▸ Assigned task
Copy out, from the data below, each line in which the word "name" occurs.

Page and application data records
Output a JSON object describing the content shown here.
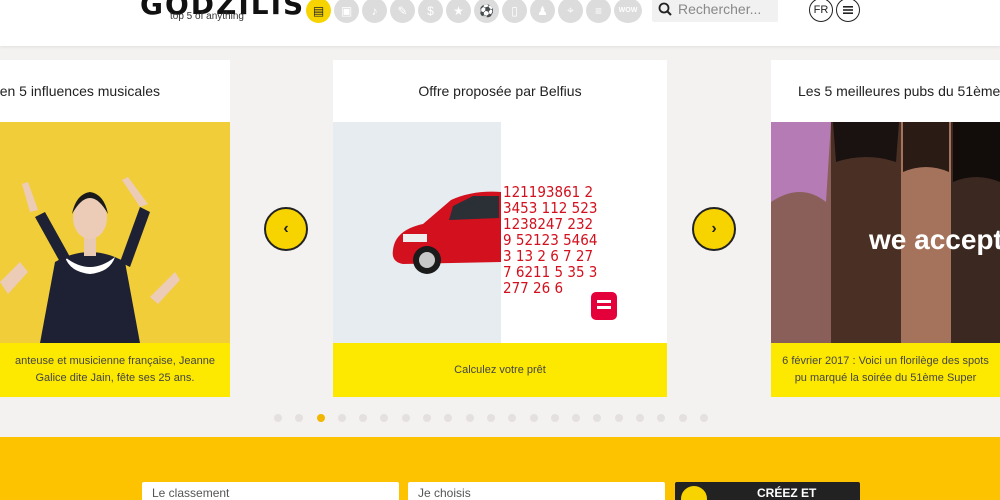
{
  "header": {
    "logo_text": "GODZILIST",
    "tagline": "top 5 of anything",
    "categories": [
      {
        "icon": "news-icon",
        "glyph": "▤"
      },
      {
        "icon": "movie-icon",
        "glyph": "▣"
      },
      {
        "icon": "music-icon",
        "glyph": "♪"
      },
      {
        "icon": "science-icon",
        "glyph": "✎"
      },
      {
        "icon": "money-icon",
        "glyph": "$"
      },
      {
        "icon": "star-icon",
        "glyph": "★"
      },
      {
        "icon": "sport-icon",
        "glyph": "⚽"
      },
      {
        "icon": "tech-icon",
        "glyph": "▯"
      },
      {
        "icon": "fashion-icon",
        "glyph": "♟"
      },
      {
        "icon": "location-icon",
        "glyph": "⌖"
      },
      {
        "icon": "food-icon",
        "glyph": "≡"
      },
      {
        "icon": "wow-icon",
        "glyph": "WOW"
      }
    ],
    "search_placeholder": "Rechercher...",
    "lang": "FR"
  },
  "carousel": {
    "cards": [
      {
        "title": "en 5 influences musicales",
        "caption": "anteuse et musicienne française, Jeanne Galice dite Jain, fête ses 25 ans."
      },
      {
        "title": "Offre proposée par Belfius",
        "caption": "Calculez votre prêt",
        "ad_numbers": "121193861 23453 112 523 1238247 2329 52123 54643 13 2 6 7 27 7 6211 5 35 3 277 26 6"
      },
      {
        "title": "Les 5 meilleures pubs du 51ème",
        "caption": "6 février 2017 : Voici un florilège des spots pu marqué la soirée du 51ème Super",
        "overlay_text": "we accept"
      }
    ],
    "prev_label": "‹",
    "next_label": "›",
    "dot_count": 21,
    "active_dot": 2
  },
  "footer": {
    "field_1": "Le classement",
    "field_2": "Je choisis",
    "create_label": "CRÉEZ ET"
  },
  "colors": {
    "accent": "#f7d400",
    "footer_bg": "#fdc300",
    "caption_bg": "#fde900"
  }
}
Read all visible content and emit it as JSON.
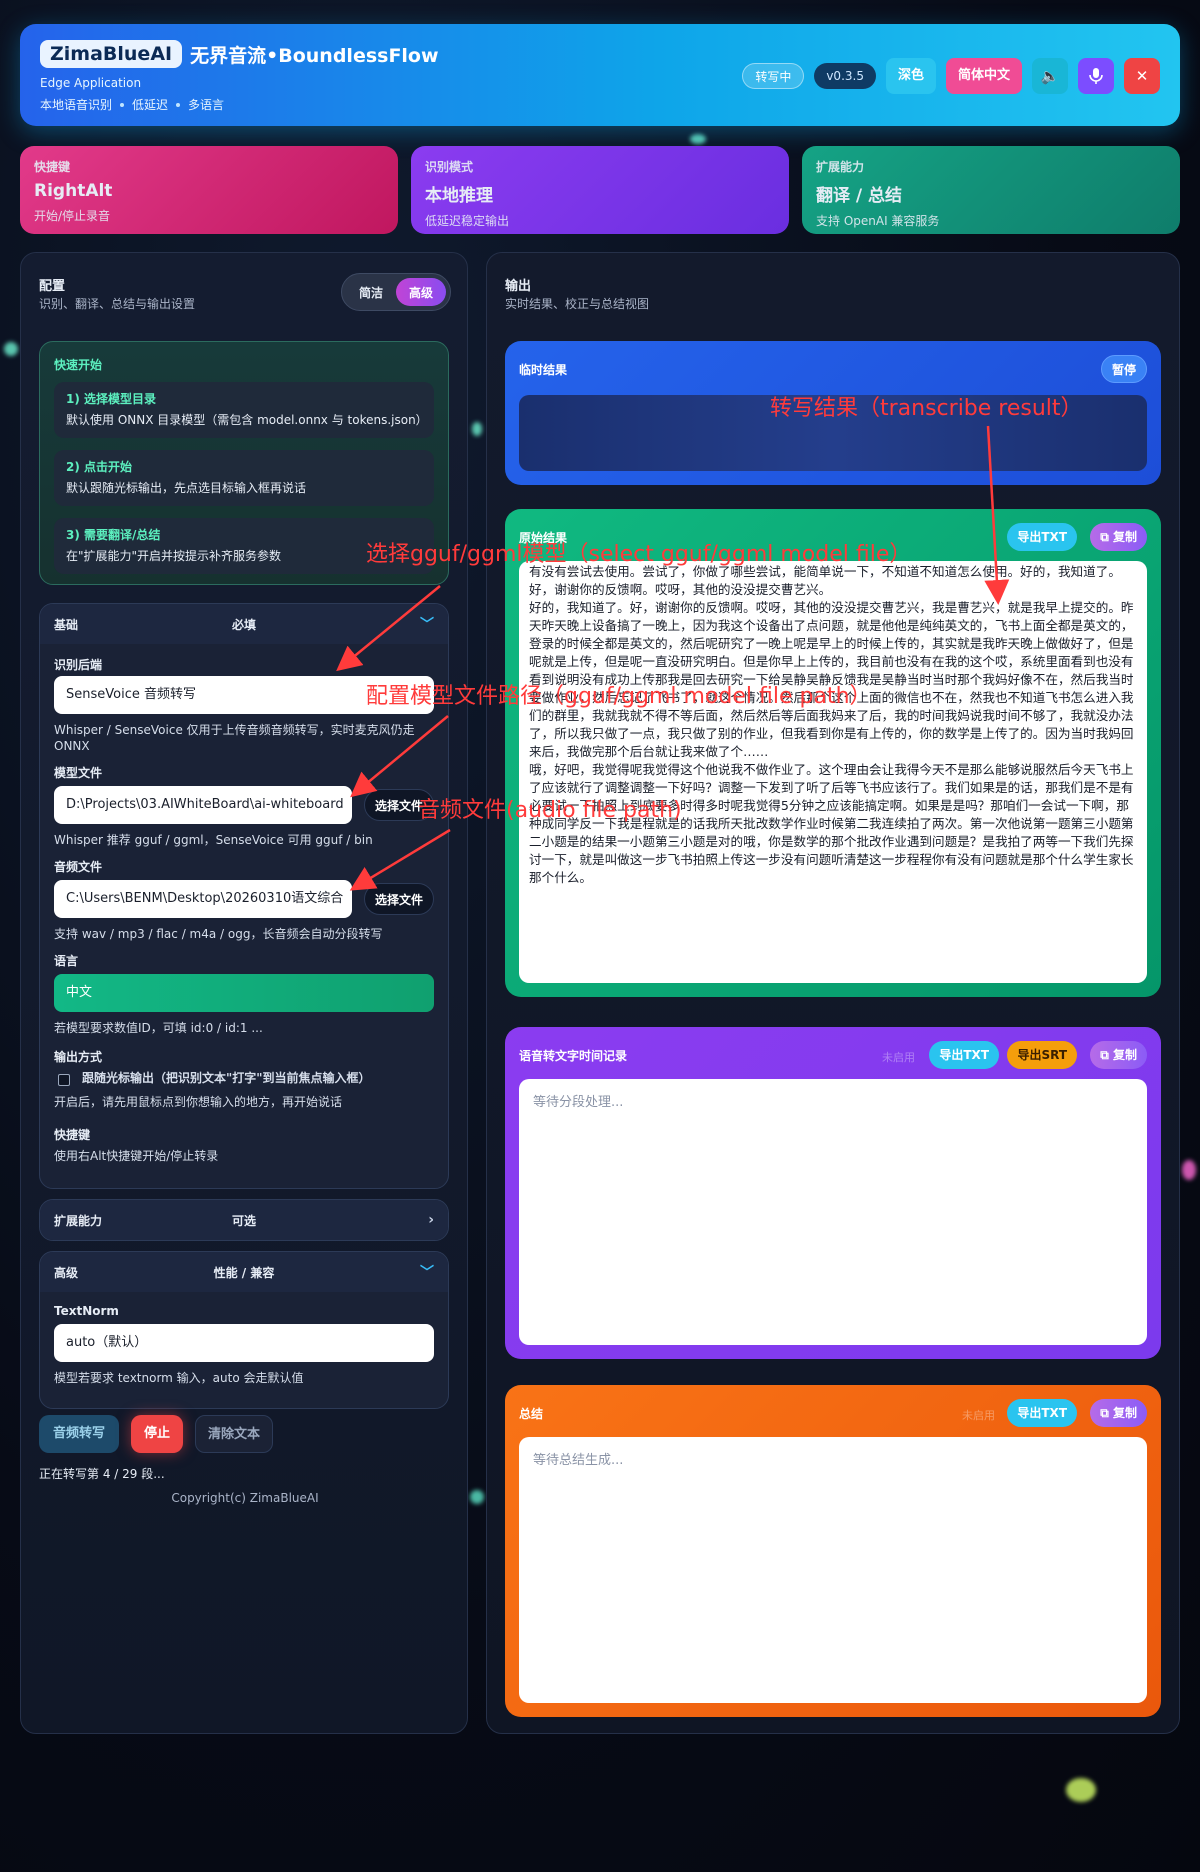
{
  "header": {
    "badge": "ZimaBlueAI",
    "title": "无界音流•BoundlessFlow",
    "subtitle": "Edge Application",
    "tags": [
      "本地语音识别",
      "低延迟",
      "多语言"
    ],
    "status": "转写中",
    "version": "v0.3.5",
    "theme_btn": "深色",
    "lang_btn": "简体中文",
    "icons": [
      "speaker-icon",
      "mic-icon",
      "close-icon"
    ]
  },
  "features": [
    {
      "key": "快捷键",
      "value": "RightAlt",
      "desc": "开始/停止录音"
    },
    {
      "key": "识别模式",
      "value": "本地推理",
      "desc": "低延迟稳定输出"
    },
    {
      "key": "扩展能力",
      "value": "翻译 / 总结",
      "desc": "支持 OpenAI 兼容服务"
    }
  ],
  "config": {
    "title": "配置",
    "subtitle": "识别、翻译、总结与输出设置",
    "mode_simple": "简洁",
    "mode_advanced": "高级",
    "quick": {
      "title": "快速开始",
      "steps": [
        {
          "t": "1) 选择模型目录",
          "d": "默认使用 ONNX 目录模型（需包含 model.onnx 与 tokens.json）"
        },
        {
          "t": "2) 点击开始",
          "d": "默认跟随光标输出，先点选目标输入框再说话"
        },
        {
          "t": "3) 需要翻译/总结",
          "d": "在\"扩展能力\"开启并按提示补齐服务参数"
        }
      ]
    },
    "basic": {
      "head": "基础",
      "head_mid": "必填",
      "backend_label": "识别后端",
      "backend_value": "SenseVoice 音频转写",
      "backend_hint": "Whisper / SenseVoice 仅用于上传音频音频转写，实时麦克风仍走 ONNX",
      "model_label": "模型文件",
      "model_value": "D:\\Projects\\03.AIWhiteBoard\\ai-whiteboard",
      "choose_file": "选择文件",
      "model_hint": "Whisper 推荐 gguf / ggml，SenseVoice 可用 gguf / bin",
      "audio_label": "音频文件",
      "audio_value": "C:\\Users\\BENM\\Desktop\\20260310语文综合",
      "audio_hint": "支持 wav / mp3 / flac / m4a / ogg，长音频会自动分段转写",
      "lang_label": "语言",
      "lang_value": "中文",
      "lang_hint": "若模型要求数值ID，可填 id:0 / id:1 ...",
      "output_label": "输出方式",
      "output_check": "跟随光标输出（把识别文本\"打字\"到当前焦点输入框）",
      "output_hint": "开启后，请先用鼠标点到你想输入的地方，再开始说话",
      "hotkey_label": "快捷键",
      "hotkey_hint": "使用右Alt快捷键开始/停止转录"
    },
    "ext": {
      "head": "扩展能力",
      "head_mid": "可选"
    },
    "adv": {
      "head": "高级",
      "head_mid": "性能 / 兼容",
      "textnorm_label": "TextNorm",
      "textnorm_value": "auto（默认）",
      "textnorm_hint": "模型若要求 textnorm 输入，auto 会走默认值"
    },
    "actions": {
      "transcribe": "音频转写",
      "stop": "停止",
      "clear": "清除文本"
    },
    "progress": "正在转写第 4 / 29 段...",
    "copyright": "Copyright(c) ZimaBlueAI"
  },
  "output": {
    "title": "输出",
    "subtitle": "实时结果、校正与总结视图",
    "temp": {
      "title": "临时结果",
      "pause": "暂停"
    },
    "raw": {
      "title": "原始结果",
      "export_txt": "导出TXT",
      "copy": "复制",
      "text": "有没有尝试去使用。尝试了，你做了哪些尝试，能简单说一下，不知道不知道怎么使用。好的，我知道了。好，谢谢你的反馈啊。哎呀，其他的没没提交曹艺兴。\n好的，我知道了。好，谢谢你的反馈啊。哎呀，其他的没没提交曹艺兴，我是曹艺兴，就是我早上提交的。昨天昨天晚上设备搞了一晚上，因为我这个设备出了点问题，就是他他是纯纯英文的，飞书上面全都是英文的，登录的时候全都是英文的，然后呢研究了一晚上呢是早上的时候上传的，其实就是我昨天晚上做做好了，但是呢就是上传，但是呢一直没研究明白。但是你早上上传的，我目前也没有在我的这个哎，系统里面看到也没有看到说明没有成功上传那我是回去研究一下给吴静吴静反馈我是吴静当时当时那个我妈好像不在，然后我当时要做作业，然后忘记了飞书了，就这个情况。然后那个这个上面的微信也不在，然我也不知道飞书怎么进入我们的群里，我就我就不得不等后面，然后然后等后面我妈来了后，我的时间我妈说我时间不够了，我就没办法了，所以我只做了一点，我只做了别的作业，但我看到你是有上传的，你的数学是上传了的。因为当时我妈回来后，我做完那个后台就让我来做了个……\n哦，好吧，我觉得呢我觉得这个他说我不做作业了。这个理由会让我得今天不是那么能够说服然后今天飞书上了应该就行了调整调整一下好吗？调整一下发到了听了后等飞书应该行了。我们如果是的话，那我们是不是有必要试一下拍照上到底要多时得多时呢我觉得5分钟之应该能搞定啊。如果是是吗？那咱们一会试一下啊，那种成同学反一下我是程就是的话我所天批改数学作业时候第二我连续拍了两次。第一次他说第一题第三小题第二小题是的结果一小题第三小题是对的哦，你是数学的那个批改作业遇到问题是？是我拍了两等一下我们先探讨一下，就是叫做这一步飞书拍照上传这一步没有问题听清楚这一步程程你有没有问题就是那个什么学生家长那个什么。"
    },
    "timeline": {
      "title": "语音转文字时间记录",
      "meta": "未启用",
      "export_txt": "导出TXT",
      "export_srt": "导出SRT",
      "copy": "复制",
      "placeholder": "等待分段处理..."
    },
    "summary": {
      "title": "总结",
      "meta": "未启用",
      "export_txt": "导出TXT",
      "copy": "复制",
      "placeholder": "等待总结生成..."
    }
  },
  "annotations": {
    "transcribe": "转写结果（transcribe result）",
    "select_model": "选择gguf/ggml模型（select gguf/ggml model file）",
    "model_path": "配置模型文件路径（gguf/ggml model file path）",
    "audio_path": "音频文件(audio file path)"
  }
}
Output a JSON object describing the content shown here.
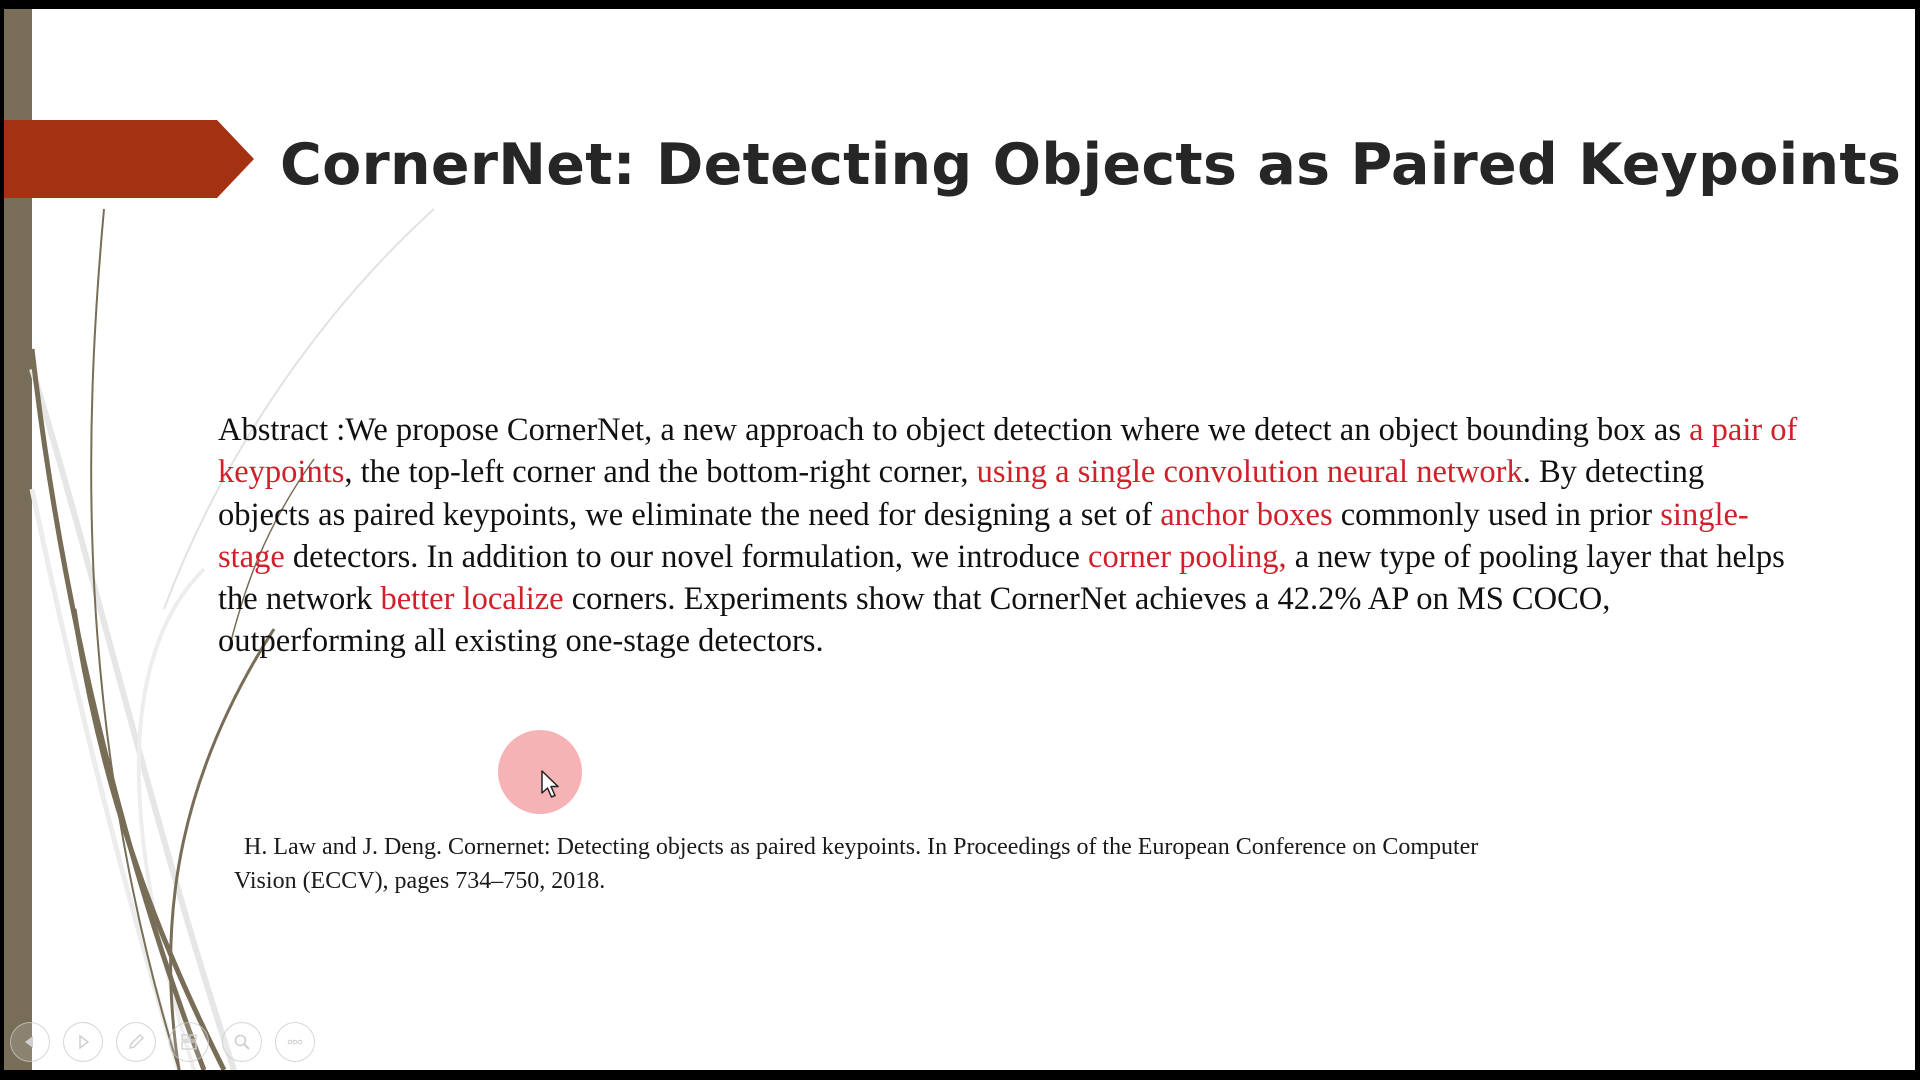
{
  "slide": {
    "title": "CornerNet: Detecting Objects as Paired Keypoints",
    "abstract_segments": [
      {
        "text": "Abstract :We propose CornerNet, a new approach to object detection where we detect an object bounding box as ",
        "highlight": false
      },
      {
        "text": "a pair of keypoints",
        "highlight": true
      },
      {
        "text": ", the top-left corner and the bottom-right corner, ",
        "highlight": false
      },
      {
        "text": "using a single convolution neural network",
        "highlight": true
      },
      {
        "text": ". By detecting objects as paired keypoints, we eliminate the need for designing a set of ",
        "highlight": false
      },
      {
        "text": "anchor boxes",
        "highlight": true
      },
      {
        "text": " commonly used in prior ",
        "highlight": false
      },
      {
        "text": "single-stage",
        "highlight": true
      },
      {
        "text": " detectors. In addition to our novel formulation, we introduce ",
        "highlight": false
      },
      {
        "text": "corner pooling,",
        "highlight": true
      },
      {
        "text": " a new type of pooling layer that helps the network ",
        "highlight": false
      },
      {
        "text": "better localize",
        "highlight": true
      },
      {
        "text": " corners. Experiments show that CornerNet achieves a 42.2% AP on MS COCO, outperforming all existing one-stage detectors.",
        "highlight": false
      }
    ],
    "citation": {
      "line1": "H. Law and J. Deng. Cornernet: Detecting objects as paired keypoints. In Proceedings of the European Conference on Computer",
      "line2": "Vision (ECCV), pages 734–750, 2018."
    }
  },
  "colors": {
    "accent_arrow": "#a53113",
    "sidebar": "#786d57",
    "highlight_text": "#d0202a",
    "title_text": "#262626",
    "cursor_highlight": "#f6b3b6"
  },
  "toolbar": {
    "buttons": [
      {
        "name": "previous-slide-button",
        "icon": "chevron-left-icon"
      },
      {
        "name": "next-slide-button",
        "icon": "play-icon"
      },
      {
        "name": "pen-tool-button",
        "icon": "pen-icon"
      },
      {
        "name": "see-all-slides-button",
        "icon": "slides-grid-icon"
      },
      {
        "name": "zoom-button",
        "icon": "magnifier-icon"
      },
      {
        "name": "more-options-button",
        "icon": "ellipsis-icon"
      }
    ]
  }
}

▸ Solution below
        "name": "previous-slide-button",
        "name": "next-slide-button",
        "name": "pen-tool-button",
        "name": "see-all-slides-button",
        "name": "zoom-button",
        "name": "more-options-button",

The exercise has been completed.